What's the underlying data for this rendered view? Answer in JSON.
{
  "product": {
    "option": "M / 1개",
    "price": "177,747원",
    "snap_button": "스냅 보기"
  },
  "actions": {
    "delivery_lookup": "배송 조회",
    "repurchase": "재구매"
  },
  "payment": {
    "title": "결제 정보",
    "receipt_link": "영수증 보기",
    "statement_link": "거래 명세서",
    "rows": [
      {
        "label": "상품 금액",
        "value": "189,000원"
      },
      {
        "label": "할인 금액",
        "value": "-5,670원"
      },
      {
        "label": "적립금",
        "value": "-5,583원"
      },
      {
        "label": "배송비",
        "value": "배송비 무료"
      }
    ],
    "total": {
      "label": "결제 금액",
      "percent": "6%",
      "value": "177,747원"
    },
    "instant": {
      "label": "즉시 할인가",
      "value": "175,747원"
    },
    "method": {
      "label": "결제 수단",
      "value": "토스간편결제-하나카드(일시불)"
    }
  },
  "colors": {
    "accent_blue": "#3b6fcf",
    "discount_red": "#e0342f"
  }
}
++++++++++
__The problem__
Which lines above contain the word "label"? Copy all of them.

__Finished exercise__
        "label": "상품 금액",
        "label": "할인 금액",
        "label": "적립금",
        "label": "배송비",
      "label": "결제 금액",
      "label": "즉시 할인가",
      "label": "결제 수단",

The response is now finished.